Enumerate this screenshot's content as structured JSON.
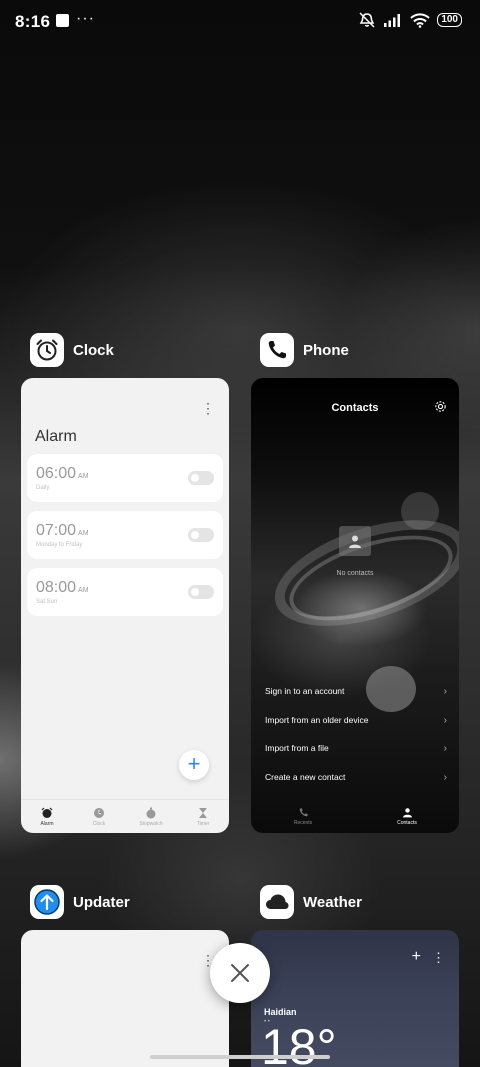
{
  "status_bar": {
    "time": "8:16",
    "dots": "···",
    "battery": "100",
    "icons": [
      "notification-square-icon",
      "more-dots-icon",
      "mute-icon",
      "signal-icon",
      "wifi-icon",
      "battery-icon"
    ]
  },
  "cards": {
    "clock": {
      "app_name": "Clock",
      "icon": "alarm-clock-icon",
      "title": "Alarm",
      "alarms": [
        {
          "time": "06:00",
          "ampm": "AM",
          "label": "Daily"
        },
        {
          "time": "07:00",
          "ampm": "AM",
          "label": "Monday to Friday"
        },
        {
          "time": "08:00",
          "ampm": "AM",
          "label": "Sat Sun"
        }
      ],
      "add_label": "+",
      "nav": [
        "Alarm",
        "Clock",
        "Stopwatch",
        "Timer"
      ]
    },
    "phone": {
      "app_name": "Phone",
      "icon": "phone-icon",
      "title": "Contacts",
      "empty_text": "No contacts",
      "rows": [
        "Sign in to an account",
        "Import from an older device",
        "Import from a file",
        "Create a new contact"
      ],
      "nav": [
        "Recents",
        "Contacts"
      ]
    },
    "updater": {
      "app_name": "Updater",
      "icon": "updater-arrow-icon"
    },
    "weather": {
      "app_name": "Weather",
      "icon": "cloud-icon",
      "city": "Haidian",
      "dots": "• •",
      "temp": "18°"
    }
  },
  "colors": {
    "accent_blue": "#2e86f5",
    "updater_blue": "#1e8ff0"
  }
}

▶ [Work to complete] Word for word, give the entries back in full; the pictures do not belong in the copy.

▶ [Reply to the exercise]
Enumerate this screenshot's content as structured JSON.
{
  "status_bar": {
    "time": "8:16",
    "dots": "···",
    "battery": "100",
    "icons": [
      "notification-square-icon",
      "more-dots-icon",
      "mute-icon",
      "signal-icon",
      "wifi-icon",
      "battery-icon"
    ]
  },
  "cards": {
    "clock": {
      "app_name": "Clock",
      "icon": "alarm-clock-icon",
      "title": "Alarm",
      "alarms": [
        {
          "time": "06:00",
          "ampm": "AM",
          "label": "Daily"
        },
        {
          "time": "07:00",
          "ampm": "AM",
          "label": "Monday to Friday"
        },
        {
          "time": "08:00",
          "ampm": "AM",
          "label": "Sat Sun"
        }
      ],
      "add_label": "+",
      "nav": [
        "Alarm",
        "Clock",
        "Stopwatch",
        "Timer"
      ]
    },
    "phone": {
      "app_name": "Phone",
      "icon": "phone-icon",
      "title": "Contacts",
      "empty_text": "No contacts",
      "rows": [
        "Sign in to an account",
        "Import from an older device",
        "Import from a file",
        "Create a new contact"
      ],
      "nav": [
        "Recents",
        "Contacts"
      ]
    },
    "updater": {
      "app_name": "Updater",
      "icon": "updater-arrow-icon"
    },
    "weather": {
      "app_name": "Weather",
      "icon": "cloud-icon",
      "city": "Haidian",
      "dots": "• •",
      "temp": "18°"
    }
  },
  "colors": {
    "accent_blue": "#2e86f5",
    "updater_blue": "#1e8ff0"
  }
}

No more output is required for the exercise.